*Task details:* Your job is to print the listing exactly.

*Data excerpts:*

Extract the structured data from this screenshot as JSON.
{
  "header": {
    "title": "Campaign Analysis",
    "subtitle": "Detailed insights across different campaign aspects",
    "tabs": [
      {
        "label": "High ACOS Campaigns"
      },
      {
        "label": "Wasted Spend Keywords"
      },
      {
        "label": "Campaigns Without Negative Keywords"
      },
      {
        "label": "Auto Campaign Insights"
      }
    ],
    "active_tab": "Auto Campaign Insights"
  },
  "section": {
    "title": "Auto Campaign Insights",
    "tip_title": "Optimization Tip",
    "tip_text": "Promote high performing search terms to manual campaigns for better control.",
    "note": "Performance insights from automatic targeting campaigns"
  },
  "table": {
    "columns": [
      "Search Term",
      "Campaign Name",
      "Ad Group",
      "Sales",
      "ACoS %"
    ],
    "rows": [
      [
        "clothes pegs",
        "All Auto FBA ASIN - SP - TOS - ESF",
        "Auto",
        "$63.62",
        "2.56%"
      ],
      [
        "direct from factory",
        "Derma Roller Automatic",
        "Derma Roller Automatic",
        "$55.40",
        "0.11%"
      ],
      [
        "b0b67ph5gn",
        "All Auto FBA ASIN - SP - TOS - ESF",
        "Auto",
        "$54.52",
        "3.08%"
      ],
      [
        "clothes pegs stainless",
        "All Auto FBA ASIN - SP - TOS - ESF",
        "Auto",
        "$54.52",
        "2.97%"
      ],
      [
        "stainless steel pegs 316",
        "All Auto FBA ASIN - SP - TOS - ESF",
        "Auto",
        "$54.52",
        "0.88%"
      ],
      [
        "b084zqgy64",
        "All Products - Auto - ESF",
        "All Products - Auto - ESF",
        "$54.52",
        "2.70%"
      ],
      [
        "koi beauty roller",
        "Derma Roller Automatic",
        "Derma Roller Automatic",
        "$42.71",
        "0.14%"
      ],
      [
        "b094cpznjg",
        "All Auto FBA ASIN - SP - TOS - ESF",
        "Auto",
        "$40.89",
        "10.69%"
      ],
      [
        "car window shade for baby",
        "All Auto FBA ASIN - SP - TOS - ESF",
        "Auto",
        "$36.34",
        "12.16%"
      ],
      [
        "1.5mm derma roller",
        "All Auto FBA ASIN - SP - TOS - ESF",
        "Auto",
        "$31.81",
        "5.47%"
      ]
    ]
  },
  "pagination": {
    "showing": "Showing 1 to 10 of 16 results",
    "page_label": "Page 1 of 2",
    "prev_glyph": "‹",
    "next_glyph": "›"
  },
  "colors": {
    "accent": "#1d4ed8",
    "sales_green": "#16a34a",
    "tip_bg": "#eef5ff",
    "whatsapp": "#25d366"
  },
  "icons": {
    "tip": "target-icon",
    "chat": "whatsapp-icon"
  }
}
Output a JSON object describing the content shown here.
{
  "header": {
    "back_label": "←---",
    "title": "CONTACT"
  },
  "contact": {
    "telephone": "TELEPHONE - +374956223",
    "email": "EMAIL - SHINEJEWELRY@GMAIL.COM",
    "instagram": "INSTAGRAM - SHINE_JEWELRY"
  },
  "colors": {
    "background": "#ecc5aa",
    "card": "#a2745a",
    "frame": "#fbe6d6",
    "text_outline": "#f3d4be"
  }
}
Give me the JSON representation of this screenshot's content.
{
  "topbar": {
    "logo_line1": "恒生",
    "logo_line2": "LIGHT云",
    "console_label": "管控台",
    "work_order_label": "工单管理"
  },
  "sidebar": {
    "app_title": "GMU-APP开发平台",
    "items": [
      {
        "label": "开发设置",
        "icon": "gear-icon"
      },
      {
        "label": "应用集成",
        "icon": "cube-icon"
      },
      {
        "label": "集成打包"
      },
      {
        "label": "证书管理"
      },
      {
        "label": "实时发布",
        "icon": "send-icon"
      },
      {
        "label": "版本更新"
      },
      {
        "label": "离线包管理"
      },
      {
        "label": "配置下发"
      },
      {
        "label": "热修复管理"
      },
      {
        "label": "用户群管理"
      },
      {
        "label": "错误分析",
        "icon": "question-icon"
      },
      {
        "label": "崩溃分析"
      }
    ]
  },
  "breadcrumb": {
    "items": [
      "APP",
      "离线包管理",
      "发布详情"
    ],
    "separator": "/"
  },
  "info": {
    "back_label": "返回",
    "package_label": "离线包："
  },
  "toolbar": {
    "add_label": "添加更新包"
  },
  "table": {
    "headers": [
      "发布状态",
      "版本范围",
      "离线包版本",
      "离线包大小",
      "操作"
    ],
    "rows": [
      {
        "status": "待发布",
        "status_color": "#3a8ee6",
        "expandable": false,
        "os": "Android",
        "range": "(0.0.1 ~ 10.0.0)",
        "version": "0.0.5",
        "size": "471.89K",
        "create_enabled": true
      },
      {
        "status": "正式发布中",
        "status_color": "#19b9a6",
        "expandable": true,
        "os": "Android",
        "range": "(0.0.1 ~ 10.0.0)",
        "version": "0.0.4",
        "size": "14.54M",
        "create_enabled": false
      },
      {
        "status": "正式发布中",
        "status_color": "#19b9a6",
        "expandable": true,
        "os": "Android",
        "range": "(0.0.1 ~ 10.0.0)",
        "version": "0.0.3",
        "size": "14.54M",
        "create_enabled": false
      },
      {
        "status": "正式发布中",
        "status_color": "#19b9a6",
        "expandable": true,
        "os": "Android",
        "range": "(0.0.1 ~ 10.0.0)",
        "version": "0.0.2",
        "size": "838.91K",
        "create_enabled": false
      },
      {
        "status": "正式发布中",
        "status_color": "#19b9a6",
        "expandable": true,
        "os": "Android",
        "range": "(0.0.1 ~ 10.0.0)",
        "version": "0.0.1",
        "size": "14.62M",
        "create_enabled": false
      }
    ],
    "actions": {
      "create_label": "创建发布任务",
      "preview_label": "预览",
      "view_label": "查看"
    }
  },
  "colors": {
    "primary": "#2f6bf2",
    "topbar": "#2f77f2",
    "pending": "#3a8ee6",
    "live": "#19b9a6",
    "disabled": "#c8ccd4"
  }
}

*Expected answer:*
Extract the structured data from this screenshot as JSON.
{
  "header": {
    "title": "Campaign Analysis",
    "subtitle": "Detailed insights across different campaign aspects",
    "tabs": [
      {
        "label": "High ACOS Campaigns"
      },
      {
        "label": "Wasted Spend Keywords"
      },
      {
        "label": "Campaigns Without Negative Keywords"
      },
      {
        "label": "Auto Campaign Insights"
      }
    ],
    "active_tab": "Auto Campaign Insights"
  },
  "section": {
    "title": "Auto Campaign Insights",
    "tip_title": "Optimization Tip",
    "tip_text": "Promote high performing search terms to manual campaigns for better control.",
    "note": "Performance insights from automatic targeting campaigns"
  },
  "table": {
    "columns": [
      "Search Term",
      "Campaign Name",
      "Ad Group",
      "Sales",
      "ACoS %"
    ],
    "rows": [
      [
        "clothes pegs",
        "All Auto FBA ASIN - SP - TOS - ESF",
        "Auto",
        "$63.62",
        "2.56%"
      ],
      [
        "direct from factory",
        "Derma Roller Automatic",
        "Derma Roller Automatic",
        "$55.40",
        "0.11%"
      ],
      [
        "b0b67ph5gn",
        "All Auto FBA ASIN - SP - TOS - ESF",
        "Auto",
        "$54.52",
        "3.08%"
      ],
      [
        "clothes pegs stainless",
        "All Auto FBA ASIN - SP - TOS - ESF",
        "Auto",
        "$54.52",
        "2.97%"
      ],
      [
        "stainless steel pegs 316",
        "All Auto FBA ASIN - SP - TOS - ESF",
        "Auto",
        "$54.52",
        "0.88%"
      ],
      [
        "b084zqgy64",
        "All Products - Auto - ESF",
        "All Products - Auto - ESF",
        "$54.52",
        "2.70%"
      ],
      [
        "koi beauty roller",
        "Derma Roller Automatic",
        "Derma Roller Automatic",
        "$42.71",
        "0.14%"
      ],
      [
        "b094cpznjg",
        "All Auto FBA ASIN - SP - TOS - ESF",
        "Auto",
        "$40.89",
        "10.69%"
      ],
      [
        "car window shade for baby",
        "All Auto FBA ASIN - SP - TOS - ESF",
        "Auto",
        "$36.34",
        "12.16%"
      ],
      [
        "1.5mm derma roller",
        "All Auto FBA ASIN - SP - TOS - ESF",
        "Auto",
        "$31.81",
        "5.47%"
      ]
    ]
  },
  "pagination": {
    "showing": "Showing 1 to 10 of 16 results",
    "page_label": "Page 1 of 2",
    "prev_glyph": "‹",
    "next_glyph": "›"
  },
  "colors": {
    "accent": "#1d4ed8",
    "sales_green": "#16a34a",
    "tip_bg": "#eef5ff",
    "whatsapp": "#25d366"
  },
  "icons": {
    "tip": "target-icon",
    "chat": "whatsapp-icon"
  }
}
Output a JSON object describing the content shown here.
{
  "header": {
    "back_label": "←---",
    "title": "CONTACT"
  },
  "contact": {
    "telephone": "TELEPHONE - +374956223",
    "email": "EMAIL - SHINEJEWELRY@GMAIL.COM",
    "instagram": "INSTAGRAM - SHINE_JEWELRY"
  },
  "colors": {
    "background": "#ecc5aa",
    "card": "#a2745a",
    "frame": "#fbe6d6",
    "text_outline": "#f3d4be"
  }
}
Give me the JSON representation of this screenshot's content.
{
  "topbar": {
    "logo_line1": "恒生",
    "logo_line2": "LIGHT云",
    "console_label": "管控台",
    "work_order_label": "工单管理"
  },
  "sidebar": {
    "app_title": "GMU-APP开发平台",
    "items": [
      {
        "label": "开发设置",
        "icon": "gear-icon"
      },
      {
        "label": "应用集成",
        "icon": "cube-icon"
      },
      {
        "label": "集成打包"
      },
      {
        "label": "证书管理"
      },
      {
        "label": "实时发布",
        "icon": "send-icon"
      },
      {
        "label": "版本更新"
      },
      {
        "label": "离线包管理"
      },
      {
        "label": "配置下发"
      },
      {
        "label": "热修复管理"
      },
      {
        "label": "用户群管理"
      },
      {
        "label": "错误分析",
        "icon": "question-icon"
      },
      {
        "label": "崩溃分析"
      }
    ]
  },
  "breadcrumb": {
    "items": [
      "APP",
      "离线包管理",
      "发布详情"
    ],
    "separator": "/"
  },
  "info": {
    "back_label": "返回",
    "package_label": "离线包："
  },
  "toolbar": {
    "add_label": "添加更新包"
  },
  "table": {
    "headers": [
      "发布状态",
      "版本范围",
      "离线包版本",
      "离线包大小",
      "操作"
    ],
    "rows": [
      {
        "status": "待发布",
        "status_color": "#3a8ee6",
        "expandable": false,
        "os": "Android",
        "range": "(0.0.1 ~ 10.0.0)",
        "version": "0.0.5",
        "size": "471.89K",
        "create_enabled": true
      },
      {
        "status": "正式发布中",
        "status_color": "#19b9a6",
        "expandable": true,
        "os": "Android",
        "range": "(0.0.1 ~ 10.0.0)",
        "version": "0.0.4",
        "size": "14.54M",
        "create_enabled": false
      },
      {
        "status": "正式发布中",
        "status_color": "#19b9a6",
        "expandable": true,
        "os": "Android",
        "range": "(0.0.1 ~ 10.0.0)",
        "version": "0.0.3",
        "size": "14.54M",
        "create_enabled": false
      },
      {
        "status": "正式发布中",
        "status_color": "#19b9a6",
        "expandable": true,
        "os": "Android",
        "range": "(0.0.1 ~ 10.0.0)",
        "version": "0.0.2",
        "size": "838.91K",
        "create_enabled": false
      },
      {
        "status": "正式发布中",
        "status_color": "#19b9a6",
        "expandable": true,
        "os": "Android",
        "range": "(0.0.1 ~ 10.0.0)",
        "version": "0.0.1",
        "size": "14.62M",
        "create_enabled": false
      }
    ],
    "actions": {
      "create_label": "创建发布任务",
      "preview_label": "预览",
      "view_label": "查看"
    }
  },
  "colors": {
    "primary": "#2f6bf2",
    "topbar": "#2f77f2",
    "pending": "#3a8ee6",
    "live": "#19b9a6",
    "disabled": "#c8ccd4"
  }
}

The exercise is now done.